- Work to be completed
Within the entries below, find the lines that hold "Mexico" and report only how many there are.

- Provided entries
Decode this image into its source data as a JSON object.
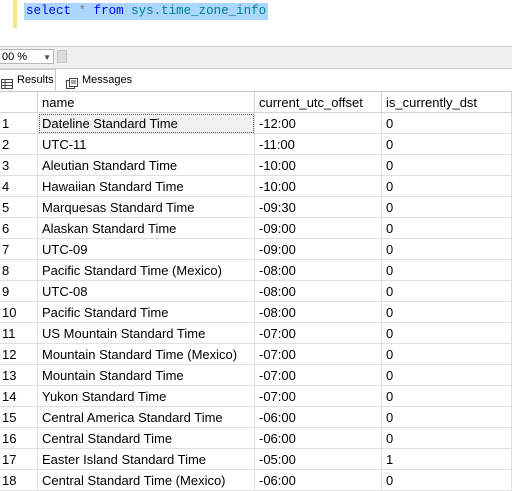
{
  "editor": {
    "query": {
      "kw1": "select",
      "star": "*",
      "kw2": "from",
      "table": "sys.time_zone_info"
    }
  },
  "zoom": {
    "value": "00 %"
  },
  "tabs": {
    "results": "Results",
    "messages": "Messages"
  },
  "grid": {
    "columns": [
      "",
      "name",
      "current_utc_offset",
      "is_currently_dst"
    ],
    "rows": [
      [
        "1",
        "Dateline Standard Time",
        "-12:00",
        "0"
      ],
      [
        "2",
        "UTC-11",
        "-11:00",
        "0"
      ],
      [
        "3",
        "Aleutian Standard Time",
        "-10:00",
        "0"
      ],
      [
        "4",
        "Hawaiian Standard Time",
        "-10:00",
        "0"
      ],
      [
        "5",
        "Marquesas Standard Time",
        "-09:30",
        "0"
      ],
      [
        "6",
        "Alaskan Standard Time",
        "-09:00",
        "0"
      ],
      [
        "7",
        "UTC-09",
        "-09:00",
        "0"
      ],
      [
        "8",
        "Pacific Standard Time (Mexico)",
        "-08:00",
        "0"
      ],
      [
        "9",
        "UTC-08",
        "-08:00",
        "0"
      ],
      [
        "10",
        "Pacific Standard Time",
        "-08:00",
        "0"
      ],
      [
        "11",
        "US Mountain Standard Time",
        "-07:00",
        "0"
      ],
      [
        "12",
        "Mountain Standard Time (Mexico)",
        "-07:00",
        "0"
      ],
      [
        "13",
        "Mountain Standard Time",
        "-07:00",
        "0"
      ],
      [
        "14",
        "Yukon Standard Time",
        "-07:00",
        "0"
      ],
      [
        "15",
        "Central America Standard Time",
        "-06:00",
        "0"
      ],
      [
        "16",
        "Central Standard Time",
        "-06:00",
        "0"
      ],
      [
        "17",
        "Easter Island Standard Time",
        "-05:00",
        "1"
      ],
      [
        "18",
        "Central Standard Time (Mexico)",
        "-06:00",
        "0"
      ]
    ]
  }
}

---

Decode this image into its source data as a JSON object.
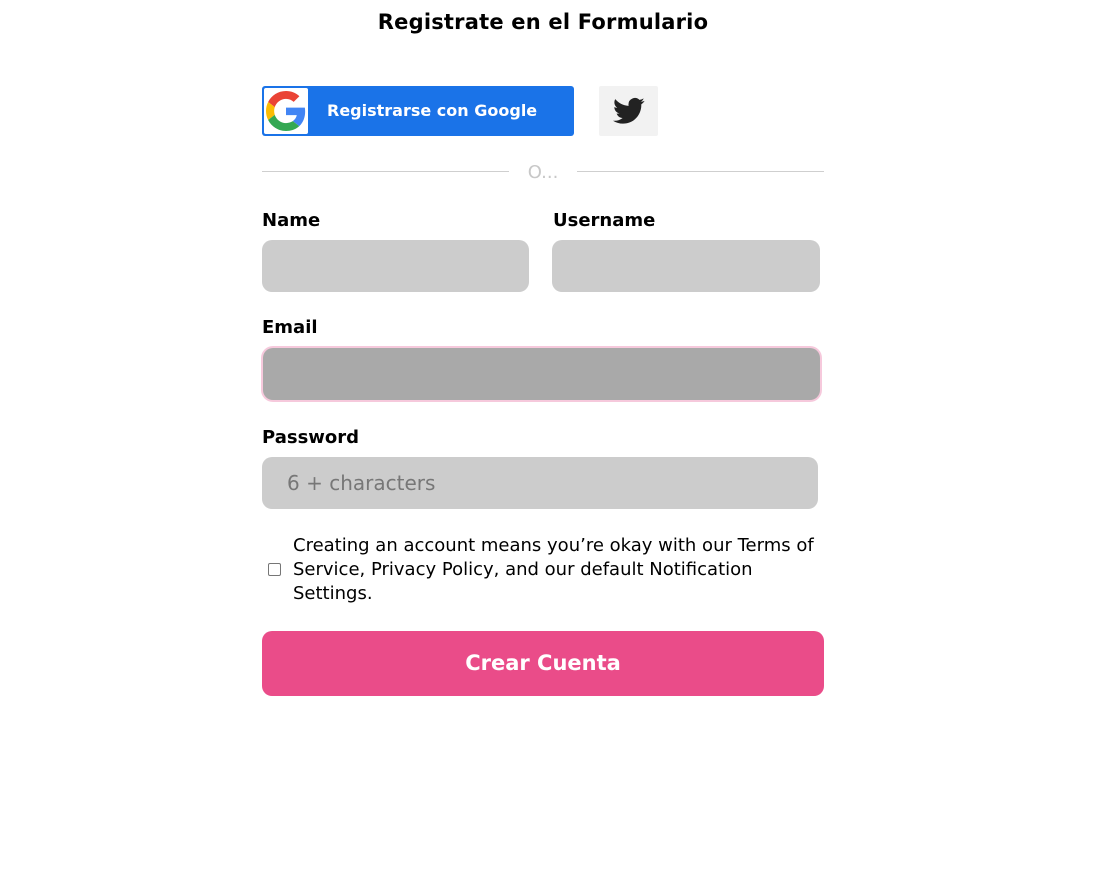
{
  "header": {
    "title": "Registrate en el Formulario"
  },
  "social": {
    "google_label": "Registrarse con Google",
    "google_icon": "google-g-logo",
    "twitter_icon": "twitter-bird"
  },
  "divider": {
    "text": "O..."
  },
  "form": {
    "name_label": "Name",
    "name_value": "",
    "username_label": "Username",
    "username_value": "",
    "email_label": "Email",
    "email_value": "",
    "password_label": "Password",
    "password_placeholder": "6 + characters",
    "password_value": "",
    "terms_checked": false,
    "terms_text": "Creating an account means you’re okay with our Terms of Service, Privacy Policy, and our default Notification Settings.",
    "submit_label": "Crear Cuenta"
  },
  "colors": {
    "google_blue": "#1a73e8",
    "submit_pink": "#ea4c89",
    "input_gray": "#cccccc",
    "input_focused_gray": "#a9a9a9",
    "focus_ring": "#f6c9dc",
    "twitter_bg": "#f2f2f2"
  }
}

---

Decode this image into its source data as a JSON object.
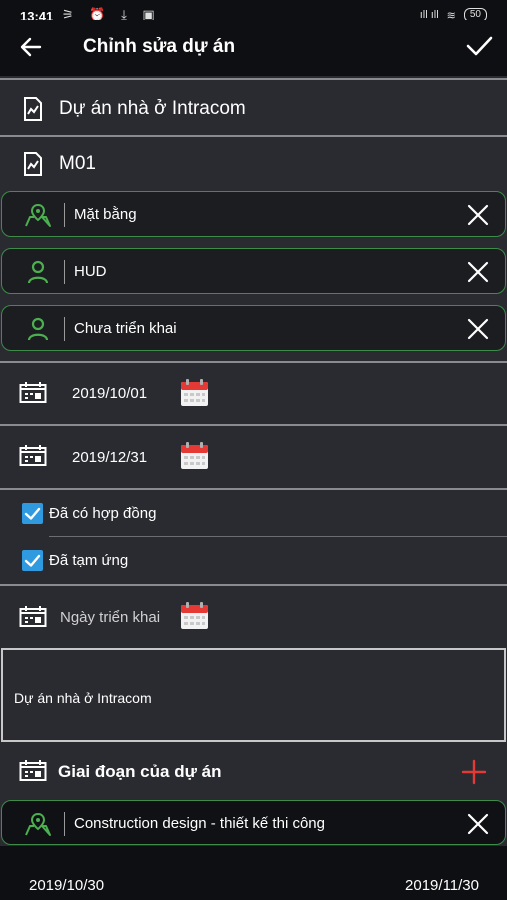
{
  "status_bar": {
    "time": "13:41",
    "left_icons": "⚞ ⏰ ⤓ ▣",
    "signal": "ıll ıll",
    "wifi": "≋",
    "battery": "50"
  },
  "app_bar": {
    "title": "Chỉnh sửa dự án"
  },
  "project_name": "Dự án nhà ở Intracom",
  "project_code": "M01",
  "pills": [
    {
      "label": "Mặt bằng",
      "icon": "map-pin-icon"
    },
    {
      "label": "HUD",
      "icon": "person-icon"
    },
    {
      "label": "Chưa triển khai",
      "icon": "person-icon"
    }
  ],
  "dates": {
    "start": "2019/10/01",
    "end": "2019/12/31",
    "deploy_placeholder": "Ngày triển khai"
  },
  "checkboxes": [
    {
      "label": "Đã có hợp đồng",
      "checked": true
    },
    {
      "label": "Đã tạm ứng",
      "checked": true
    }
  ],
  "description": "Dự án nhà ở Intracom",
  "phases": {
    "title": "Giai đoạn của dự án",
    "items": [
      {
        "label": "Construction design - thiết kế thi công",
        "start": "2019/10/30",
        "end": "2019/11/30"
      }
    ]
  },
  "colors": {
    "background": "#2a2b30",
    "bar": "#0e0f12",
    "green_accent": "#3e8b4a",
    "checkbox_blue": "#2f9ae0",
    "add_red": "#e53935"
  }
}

- Solved problem
3